inscribed with name of King Mycerinus who ruled Egypt more than 4,000 years ago,
has been unearthed by Hebrew University archaeologists led by Prof. Amnon Ben-Tor and Dr. Sharon Zuckerman.
"Once in a lifetime you find something like this," says Amnon Ben-Tor, the director of the excavation and a professor at Hebrew University, which
sponsors the archeological digging.
"This is of extreme importance from many points of view, since it is the only sphinx of this king known in the world -- even in Egypt. It is also
the only monumental piece of Egyptian sculpture found anywhere in the Levant," he said, referring to the region spanning the east of the Mediterranean Sea.
Photo credit: 2010 - Lee Sandstead - www.sandstead.com
King Mycerinus was responsible for the construction of one of the great pyramids in Giza.
It's a clear evidence of famous Egyptian rule in Tel Hazor - home to one of the most significant cities in ancient times
due to its designation as a major trade route in the Near East.
Tel Hazor is also rich in biblical history, as the land was first conquered by Joshua and later became the chief city of King Solomon.
The Sphinx was discovered in the layer of Tel Hazor that was destroyed during the 13th century BCE, at the entrance
to the city palace.
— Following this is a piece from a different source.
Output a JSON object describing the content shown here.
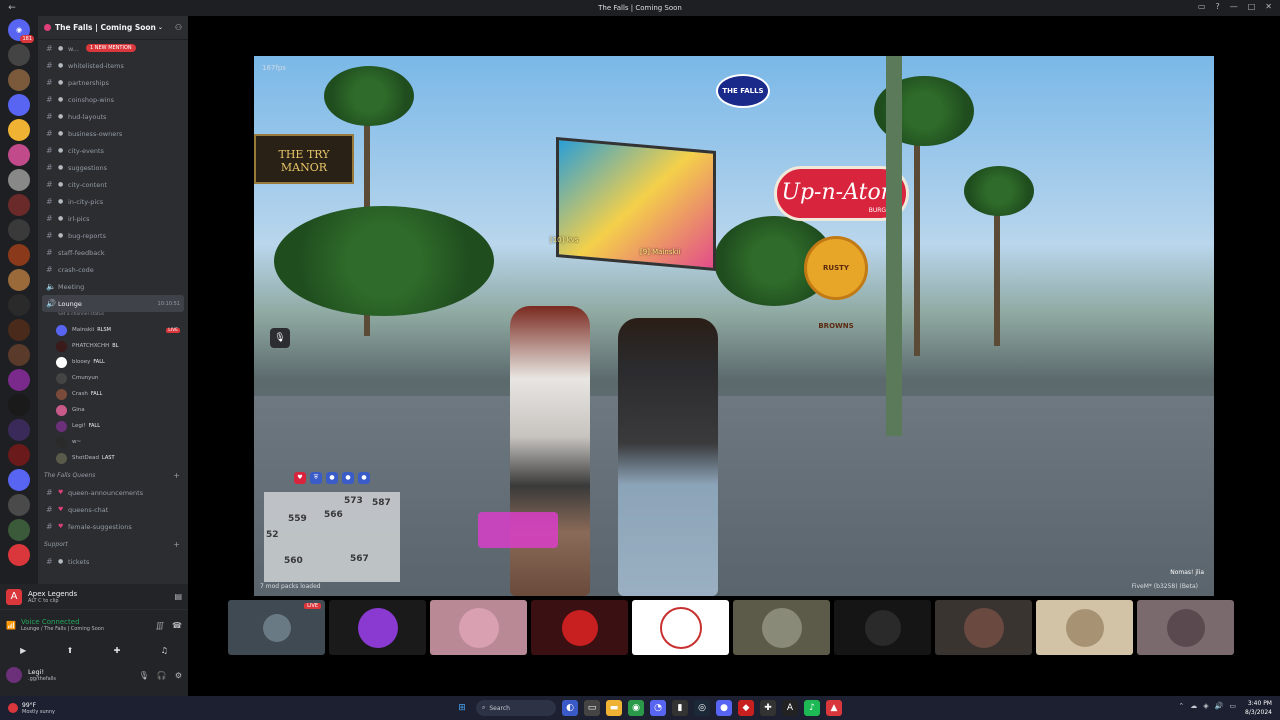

The hieroglyphic inscription found between the toes includes the descriptor “Beloved by the divine manifestation…
that gave him eternal life.” Ben-Tor and Dr. Zuckerman believe that this indicates the likelihood that the Sphinx
originated in the ancient city of Heliopolis, not far from modern Cairo.
The sphinx was deliberately broken. Researchers have previously found about 10 other Egyptian statues in the same area.
Most of the statues had their heads and hands cut off. "This is what happened to this one here. He lost his hands," Ben-Tor said. The full sphinx is estimated to have been a meter tall, weighing half a ton.
The team will continue to search for the rest of its body on the archeological site covering 200 acres -- even if it takes 600 years,
the length of time Ben-Tor expects for the site to be fully excavated.
This fragment of a Sphinx statue was found by Hebrew University of Jerusalem archaeologists at the excavations at Tel Hazor, Israel, north of the Sea of Galilee. A hieroglyphic inscription ties the Sphinx to an Egyptian king who was a builder of the Giza pyramids, approximately 2500 BCE. The statue is unique, as the only one
anywhere bearing this pharaoh's name. Credit: Photo courtesy of Hebrew University archaeologists, Prof.
Amnon Ben-Tor and Dr. Sharon Zuckerman.
According to the archaeologists, it is highly unlikely that the Sphinx was brought to Hazor during the time of
Mycerinus, since there is no record of any relationship between Egypt and Israel in the third millennium BCE.
Standing stones found at Hazor. Credits: ChristianAnswers
Aerial view from the southeast of excavated ruins of the upper
city of Hazor. Credits: ChristianAnswers Associate
More likely, the statue was brought to Israel in the second millennium BCE during the dynasty of the kings
known as the Hyksos, who originated in Canaan.
It could also have arrived during the 15th to 13th centuries BCE, when Canaan was under Egyptian rule, as a
gift from an Egyptian king to the king of Hazor, which was the most important city in the southern Levant at the time.
The "House of Pillars" at Hatzor in the upper Galilee, Israel.
Hazor is the largest biblical-era site in Israel.
In the second millennium BCE, Hazor is estimated to have been about 20,000, making it the largest and most important
city in the entire region. Its size and strategic location on the route connecting Egypt and Babylon made it
"the head of all those kingdoms" according to the biblical book of Joshua (Joshua 11:10).
Chambered gate from the days of Solomon.
Hazor's conquest by the Israelites opened the way to the conquest and settlement of the Israelites in Canaan.
The city was rebuilt and fortified by King Solomon and prospered in the days of Ahab and Jeroboam II, until its
final destruction by the Assyrians in 732 BCE.